But before I tell you more, I’d like you to consider what steps you take at the beginning of a meeting to ensure everyone is in the right mood to achieve the intended outcome. If your answer is “nothing” then I suggest the following guidance may positively change the outcome of your meetings in future.
If you think about it, people arrive at meetings in all sorts of different moods: Flustered, worried, awkward, hyperactive, tired, angry, sad, happy, enthusiastic, motivated or demotivated for example.
Some of these will support the outcome and others will certainly hinder the achievement of it.
Acknowledging that this wide variety of moods and states exist is the first step. The second is doing something to ensure everyone in the room can access the most appropriate state for the situation. In some meetings, for example, anger and frustration might be useful, and in others less so.
I use one of two strategies:
- Ask the attendees what states would be useful to achieve the outcome, and use this list as a reminder throughout the meeting when other less helpful states appear.
- Also ask attendees to each pick one from a selection of beneficial states for them to be responsible for bringing into the meeting, or even ask them to share a time in the past when they’ve expressed that state.

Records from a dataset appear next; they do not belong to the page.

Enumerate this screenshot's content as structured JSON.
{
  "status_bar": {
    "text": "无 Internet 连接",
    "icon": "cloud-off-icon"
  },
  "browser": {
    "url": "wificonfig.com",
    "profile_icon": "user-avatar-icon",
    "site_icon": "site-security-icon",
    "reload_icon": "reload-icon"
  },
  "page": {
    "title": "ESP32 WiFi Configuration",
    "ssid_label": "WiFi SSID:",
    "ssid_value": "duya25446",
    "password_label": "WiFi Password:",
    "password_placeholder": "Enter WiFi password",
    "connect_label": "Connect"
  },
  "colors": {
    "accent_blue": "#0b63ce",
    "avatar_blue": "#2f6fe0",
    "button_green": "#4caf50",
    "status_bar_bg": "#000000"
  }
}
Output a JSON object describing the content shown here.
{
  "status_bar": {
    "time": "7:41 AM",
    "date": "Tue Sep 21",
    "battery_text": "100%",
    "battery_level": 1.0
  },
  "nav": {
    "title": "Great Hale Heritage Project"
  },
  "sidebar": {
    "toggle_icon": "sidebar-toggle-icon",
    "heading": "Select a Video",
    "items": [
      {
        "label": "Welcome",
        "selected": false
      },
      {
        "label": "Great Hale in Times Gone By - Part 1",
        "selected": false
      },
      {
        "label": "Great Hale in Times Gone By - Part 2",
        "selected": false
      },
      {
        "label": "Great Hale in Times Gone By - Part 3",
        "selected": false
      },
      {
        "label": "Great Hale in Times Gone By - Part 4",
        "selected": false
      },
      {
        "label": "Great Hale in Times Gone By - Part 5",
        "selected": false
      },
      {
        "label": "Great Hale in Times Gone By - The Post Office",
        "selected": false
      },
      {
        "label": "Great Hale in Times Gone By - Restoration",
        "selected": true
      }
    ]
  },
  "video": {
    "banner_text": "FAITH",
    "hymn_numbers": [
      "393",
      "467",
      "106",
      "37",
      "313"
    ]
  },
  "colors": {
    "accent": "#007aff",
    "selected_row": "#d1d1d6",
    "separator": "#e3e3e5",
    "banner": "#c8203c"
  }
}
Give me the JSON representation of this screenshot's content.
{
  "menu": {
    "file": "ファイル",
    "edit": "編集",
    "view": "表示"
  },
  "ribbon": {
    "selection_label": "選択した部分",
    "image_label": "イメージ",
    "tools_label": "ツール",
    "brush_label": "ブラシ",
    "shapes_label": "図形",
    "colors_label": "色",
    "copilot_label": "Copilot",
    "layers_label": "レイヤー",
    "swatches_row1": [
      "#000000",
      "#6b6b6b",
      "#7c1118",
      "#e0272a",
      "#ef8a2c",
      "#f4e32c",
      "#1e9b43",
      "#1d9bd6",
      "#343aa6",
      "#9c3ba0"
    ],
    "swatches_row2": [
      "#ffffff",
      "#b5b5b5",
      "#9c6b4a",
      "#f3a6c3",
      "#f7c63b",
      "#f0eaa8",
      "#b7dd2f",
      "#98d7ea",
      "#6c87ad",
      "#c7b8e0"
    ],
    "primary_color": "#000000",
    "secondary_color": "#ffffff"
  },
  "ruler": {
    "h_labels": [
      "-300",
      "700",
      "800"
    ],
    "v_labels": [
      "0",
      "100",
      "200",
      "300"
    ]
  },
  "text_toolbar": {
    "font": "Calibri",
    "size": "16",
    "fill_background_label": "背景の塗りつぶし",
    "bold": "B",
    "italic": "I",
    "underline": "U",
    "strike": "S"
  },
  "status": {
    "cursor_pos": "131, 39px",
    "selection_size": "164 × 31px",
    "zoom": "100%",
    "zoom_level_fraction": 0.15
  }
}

Either way you’re more likely to have left the unhelpful states at the door and have access to states that ensure your outcomes are achieved.
Let me know how you get on.